CMF published a regulatory proposal on the implementation of IFRS 17 on insurance contracts in Chile. The proposed regulation is intended to modernize the rules on “technical reserves,” aligning them with the best international practices and principles in this field. IFRS 17 seeks to improve comparability among information from different companies and to ensure that technical liabilities on the balance sheet of the insurance companies are valued at market value. The consultation period will be open until May 12, 2021. CMF also announced that it will soon send a notice, along with instructions, to the insurance companies, to conduct its second impact assessment on the implementation of IFRS 17.
The implementation of IFRS 17 is expected to improve the transparency of information reported by insurance companies in their financial statements. It is also expected to ensure that companies provide relevant information, which accurately represents the insurance contracts, by establishing the principles for recognition, measurement, presentation, and disclosure with respect to the said contracts. The proposal considers both the experience of other jurisdictions that serve as a reference for Chile and the international recommendations on the constitution of technical reserves. The following are the key elements addressed in the proposed regulation:
- Implementing IFRS 17 and replacing the current standard, which is mainly based on IFRS 4
- Establishing main principles and models provided by IFRS 17, in addition to specific instructions that companies must follow to measure their technical liabilities

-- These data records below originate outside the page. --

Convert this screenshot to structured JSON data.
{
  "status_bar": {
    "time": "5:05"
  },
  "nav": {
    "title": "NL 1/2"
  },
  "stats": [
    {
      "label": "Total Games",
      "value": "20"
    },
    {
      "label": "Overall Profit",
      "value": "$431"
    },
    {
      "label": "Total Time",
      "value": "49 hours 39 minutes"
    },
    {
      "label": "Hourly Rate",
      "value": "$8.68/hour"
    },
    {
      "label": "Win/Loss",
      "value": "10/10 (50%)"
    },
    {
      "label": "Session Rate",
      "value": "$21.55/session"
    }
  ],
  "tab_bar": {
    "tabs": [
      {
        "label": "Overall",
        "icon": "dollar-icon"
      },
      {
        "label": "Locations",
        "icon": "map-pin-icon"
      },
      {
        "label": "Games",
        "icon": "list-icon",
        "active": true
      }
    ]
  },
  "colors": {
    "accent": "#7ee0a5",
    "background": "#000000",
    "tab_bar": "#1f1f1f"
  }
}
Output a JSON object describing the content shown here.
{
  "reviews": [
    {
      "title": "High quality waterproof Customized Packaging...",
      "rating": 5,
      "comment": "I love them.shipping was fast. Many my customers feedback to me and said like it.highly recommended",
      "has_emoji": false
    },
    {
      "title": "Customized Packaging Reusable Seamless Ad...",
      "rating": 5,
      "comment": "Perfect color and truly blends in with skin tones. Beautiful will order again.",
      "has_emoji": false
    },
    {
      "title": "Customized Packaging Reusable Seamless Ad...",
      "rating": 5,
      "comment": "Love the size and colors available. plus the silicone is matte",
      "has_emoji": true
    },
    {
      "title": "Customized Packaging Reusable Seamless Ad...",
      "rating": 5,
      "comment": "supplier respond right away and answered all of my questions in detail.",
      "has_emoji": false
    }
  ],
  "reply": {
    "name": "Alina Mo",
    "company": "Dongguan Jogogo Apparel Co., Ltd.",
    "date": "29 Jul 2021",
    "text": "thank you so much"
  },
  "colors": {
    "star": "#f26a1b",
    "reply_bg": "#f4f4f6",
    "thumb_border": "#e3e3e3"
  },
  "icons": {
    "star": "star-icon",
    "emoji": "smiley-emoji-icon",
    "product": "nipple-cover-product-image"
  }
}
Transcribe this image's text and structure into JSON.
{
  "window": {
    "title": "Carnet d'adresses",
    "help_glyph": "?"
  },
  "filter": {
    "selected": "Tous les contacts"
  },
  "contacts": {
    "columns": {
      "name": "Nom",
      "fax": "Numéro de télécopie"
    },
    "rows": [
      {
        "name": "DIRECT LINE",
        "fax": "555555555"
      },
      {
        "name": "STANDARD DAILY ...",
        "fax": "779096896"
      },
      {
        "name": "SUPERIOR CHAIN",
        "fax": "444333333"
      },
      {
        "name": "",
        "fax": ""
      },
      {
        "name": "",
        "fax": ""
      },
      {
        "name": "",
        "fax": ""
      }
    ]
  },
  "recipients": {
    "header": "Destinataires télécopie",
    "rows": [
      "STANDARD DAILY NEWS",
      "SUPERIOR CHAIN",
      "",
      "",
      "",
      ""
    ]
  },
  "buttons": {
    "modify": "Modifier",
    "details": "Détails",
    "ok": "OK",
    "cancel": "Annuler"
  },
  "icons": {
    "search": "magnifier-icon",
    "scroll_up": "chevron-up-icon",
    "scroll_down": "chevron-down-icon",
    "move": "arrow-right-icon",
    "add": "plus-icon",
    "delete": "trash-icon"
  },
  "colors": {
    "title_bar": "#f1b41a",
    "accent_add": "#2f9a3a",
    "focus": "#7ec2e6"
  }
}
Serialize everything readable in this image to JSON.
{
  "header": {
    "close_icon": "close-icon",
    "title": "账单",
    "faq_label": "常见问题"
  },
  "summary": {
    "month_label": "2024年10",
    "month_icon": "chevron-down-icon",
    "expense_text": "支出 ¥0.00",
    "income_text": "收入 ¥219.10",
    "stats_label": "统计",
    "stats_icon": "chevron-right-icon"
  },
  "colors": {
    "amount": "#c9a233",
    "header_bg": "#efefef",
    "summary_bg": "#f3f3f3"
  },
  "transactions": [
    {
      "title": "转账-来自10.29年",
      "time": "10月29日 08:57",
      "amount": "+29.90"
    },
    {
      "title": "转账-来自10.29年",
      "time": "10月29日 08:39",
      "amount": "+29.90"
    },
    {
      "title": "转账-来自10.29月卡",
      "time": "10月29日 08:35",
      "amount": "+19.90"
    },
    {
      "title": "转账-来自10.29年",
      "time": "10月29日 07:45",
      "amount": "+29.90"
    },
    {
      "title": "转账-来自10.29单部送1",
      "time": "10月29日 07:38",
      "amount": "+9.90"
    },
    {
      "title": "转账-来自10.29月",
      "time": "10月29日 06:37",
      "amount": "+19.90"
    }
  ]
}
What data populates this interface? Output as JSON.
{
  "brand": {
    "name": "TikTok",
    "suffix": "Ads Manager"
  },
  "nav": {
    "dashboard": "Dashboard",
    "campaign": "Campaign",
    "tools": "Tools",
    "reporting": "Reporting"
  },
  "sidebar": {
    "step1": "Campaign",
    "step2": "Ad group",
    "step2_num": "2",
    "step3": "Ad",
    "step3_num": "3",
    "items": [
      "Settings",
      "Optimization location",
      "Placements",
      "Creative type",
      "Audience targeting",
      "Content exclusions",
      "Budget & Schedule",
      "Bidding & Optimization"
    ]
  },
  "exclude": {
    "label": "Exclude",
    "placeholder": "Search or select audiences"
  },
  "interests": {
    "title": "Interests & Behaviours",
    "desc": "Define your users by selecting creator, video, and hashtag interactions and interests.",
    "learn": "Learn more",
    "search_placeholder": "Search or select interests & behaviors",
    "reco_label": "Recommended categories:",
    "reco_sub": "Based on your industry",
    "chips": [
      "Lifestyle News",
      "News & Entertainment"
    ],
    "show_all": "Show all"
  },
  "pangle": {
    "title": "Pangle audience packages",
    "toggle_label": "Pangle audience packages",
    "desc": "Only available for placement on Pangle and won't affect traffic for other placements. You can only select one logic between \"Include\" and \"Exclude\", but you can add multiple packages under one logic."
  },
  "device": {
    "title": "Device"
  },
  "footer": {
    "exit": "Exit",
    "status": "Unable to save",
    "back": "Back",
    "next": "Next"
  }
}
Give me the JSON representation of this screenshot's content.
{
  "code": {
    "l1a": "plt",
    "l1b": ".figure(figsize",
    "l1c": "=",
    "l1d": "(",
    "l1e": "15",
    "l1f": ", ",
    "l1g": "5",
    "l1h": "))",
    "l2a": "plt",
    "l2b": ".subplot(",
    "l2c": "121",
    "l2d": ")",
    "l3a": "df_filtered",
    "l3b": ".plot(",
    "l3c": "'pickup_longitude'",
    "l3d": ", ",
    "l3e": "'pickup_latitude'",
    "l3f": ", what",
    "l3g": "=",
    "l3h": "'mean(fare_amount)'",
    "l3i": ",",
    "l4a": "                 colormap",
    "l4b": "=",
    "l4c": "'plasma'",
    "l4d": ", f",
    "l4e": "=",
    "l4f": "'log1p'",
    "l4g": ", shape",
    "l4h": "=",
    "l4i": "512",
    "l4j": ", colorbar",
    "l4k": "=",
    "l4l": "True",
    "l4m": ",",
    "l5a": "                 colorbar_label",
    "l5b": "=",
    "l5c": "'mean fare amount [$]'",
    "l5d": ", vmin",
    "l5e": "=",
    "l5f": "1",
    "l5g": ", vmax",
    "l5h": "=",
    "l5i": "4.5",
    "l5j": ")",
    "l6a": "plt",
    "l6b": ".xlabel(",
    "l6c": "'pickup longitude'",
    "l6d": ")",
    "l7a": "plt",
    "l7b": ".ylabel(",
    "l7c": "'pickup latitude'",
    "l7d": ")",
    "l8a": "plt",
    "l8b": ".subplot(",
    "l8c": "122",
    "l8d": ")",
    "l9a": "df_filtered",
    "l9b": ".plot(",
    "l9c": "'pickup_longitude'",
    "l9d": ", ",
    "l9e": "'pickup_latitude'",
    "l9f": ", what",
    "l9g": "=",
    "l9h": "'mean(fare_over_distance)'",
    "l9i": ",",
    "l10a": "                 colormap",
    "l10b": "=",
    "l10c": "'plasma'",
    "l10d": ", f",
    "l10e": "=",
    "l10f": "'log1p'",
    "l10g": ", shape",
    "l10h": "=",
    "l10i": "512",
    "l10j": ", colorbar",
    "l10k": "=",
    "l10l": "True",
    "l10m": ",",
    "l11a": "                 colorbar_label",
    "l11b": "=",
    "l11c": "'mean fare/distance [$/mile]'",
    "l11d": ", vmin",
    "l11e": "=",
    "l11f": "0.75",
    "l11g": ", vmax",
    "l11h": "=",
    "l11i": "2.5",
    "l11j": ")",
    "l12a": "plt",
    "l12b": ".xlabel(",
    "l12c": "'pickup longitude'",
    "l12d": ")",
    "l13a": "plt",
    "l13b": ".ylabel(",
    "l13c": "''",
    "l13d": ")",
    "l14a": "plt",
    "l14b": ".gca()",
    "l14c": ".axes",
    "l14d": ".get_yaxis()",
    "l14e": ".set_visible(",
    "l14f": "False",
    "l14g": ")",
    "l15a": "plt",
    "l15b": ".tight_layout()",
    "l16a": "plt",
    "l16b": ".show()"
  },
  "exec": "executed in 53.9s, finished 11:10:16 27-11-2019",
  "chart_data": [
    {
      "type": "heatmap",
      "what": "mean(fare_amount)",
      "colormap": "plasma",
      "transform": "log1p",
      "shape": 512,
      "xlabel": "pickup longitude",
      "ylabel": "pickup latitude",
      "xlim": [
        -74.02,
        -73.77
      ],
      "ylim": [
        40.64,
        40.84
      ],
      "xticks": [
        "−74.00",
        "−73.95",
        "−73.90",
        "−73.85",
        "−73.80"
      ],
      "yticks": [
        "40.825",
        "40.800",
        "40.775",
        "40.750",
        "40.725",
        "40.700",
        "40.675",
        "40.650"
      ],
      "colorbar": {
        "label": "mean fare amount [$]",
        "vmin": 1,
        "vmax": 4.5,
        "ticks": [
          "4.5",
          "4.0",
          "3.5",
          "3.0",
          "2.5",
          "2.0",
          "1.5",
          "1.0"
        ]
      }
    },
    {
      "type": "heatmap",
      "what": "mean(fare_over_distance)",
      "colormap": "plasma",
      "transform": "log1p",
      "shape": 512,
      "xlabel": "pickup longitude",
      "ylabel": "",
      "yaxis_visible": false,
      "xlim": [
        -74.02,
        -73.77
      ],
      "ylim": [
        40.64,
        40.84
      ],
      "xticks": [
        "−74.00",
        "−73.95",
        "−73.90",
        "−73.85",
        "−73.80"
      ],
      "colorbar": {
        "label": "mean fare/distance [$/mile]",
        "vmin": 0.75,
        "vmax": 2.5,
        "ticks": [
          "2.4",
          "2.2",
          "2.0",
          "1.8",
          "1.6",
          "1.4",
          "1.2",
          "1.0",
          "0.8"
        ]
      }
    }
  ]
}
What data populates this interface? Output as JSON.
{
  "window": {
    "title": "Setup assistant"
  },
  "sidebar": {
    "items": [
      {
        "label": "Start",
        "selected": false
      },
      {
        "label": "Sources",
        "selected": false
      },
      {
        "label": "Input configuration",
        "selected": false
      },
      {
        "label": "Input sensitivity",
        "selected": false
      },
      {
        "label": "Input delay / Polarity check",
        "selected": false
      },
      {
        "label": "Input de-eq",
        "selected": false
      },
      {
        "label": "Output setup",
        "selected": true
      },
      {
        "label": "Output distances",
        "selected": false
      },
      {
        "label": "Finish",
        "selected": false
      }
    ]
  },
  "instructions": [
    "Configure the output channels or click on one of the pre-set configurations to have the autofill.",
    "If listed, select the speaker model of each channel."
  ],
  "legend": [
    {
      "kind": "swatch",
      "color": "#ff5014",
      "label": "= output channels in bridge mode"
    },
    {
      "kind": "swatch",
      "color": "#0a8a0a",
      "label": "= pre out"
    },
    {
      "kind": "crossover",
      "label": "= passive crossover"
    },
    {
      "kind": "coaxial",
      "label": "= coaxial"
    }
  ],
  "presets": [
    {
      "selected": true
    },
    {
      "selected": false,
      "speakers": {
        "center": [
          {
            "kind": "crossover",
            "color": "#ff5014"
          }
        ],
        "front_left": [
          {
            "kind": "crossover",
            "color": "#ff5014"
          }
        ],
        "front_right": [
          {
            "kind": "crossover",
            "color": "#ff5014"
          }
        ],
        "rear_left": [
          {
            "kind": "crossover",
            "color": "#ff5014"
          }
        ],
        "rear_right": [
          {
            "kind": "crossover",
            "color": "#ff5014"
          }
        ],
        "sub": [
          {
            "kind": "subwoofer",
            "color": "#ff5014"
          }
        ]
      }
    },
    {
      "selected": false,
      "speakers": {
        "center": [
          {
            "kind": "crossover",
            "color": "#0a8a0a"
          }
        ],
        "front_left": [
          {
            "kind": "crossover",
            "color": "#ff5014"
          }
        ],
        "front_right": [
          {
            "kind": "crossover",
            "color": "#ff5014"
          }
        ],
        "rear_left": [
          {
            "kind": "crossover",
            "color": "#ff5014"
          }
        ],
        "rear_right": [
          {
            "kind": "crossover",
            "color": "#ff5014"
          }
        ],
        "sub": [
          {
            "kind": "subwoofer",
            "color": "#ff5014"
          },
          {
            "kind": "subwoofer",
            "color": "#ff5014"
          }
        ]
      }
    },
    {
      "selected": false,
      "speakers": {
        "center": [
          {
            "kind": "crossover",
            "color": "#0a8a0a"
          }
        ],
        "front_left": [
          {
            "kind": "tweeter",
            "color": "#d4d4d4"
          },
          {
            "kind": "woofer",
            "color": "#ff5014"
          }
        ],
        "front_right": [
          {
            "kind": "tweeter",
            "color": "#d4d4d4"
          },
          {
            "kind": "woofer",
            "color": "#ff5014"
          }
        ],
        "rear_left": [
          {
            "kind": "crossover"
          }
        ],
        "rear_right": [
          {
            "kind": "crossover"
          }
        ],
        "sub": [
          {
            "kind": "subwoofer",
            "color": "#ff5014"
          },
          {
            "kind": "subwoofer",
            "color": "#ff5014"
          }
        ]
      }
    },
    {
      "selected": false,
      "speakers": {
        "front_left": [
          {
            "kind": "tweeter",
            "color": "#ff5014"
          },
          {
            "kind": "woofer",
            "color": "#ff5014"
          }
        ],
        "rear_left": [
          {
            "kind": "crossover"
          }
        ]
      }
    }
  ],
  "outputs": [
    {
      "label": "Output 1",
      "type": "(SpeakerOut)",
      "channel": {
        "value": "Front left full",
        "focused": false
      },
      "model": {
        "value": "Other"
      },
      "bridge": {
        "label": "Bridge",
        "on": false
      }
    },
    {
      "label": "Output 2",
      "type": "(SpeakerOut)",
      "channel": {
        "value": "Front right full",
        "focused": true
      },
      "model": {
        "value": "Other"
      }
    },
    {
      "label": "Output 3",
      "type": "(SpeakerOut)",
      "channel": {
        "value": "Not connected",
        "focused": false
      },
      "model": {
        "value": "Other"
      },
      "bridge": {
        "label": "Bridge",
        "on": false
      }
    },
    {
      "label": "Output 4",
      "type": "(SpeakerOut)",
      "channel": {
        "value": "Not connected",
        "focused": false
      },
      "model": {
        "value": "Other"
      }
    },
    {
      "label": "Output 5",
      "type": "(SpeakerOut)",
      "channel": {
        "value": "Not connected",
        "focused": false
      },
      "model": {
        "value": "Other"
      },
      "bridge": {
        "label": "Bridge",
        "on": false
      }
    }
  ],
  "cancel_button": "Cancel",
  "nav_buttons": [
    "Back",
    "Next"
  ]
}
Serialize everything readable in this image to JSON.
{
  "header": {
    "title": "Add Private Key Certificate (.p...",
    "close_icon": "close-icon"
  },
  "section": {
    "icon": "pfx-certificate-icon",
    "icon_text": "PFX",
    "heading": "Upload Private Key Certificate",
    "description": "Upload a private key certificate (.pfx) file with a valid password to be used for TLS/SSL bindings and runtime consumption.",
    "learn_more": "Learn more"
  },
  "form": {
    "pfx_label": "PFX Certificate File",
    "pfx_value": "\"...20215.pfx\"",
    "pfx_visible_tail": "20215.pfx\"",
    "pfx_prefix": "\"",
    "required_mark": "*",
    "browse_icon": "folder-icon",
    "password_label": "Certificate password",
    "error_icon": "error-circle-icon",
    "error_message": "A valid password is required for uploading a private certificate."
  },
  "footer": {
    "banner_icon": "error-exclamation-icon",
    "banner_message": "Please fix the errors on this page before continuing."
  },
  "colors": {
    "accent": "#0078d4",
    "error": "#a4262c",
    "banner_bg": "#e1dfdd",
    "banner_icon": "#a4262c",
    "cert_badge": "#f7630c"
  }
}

- Establishing special considerations applicable to the national market, specifically for life annuities, disability and survival insurance, and the earthquake catastrophe reserve
- A public consultation requiring a statement from the insurance industry on the aspects highlighted by CMF as relevant
Comment Due Date: May 12, 2021
Keywords: Americas, Chile, Insurance, Insurance Contracts, IFRS 17, IFRS 4, Disclosure, CMF
Previous ArticleHKMA Leads Cross-Border Resolution and Green Finance Groups in Asia
EU published Directive 2021/338, which amends the Markets in Financial Instruments Directive (MiFID) II and the Capital Requirements Directives (CRD 4 and 5) to facilitate recovery from the COVID-19 crisis.
The Standing Committee of the European Free Trade Association (EFTA) recommended that a systemic risk buffer level of 4.5% for domestic exposures can be considered appropriate for addressing the identified systemic risks to the stability of the financial system in Norway.
In a recent statement, PRA clarified its approach to the application of certain EU regulatory technical standards and EBA guidelines on standardized and internal ratings-based approaches to credit risk, following the end of the Brexit transition.
In a recently published letter addressed to the G20 finance ministers and central bank governors, the FSB Chair Randal K. Quarles has set out the key FSB priorities for 2021.
EU published, in the Official Journal of the European Union, a corrigendum to the revised Capital Requirements Regulation (CRR2 or Regulation 2019/876).
ESAs published a joint supervisory statement on the effective and consistent application and on national supervision of the regulation on sustainability-related disclosures in the financial services sector (SFDR).
EC published a public consultation on the review of crisis management and deposit insurance frameworks in EU.
HKMA announced that enhancements will be made to the Special 100% Loan Guarantee of the SME Financing Guarantee Scheme (SFGS) and the application period will be extended to December 31, 2021.
EBA launched consultations on the regulatory and implementing technical standards on cooperation and information exchange between competent authorities involved in prudential supervision of investment firms.
BoE issued a letter to the CEOs of eight major UK banks that are in scope of the first Resolvability Assessment Framework (RAF) reporting and disclosure cycle.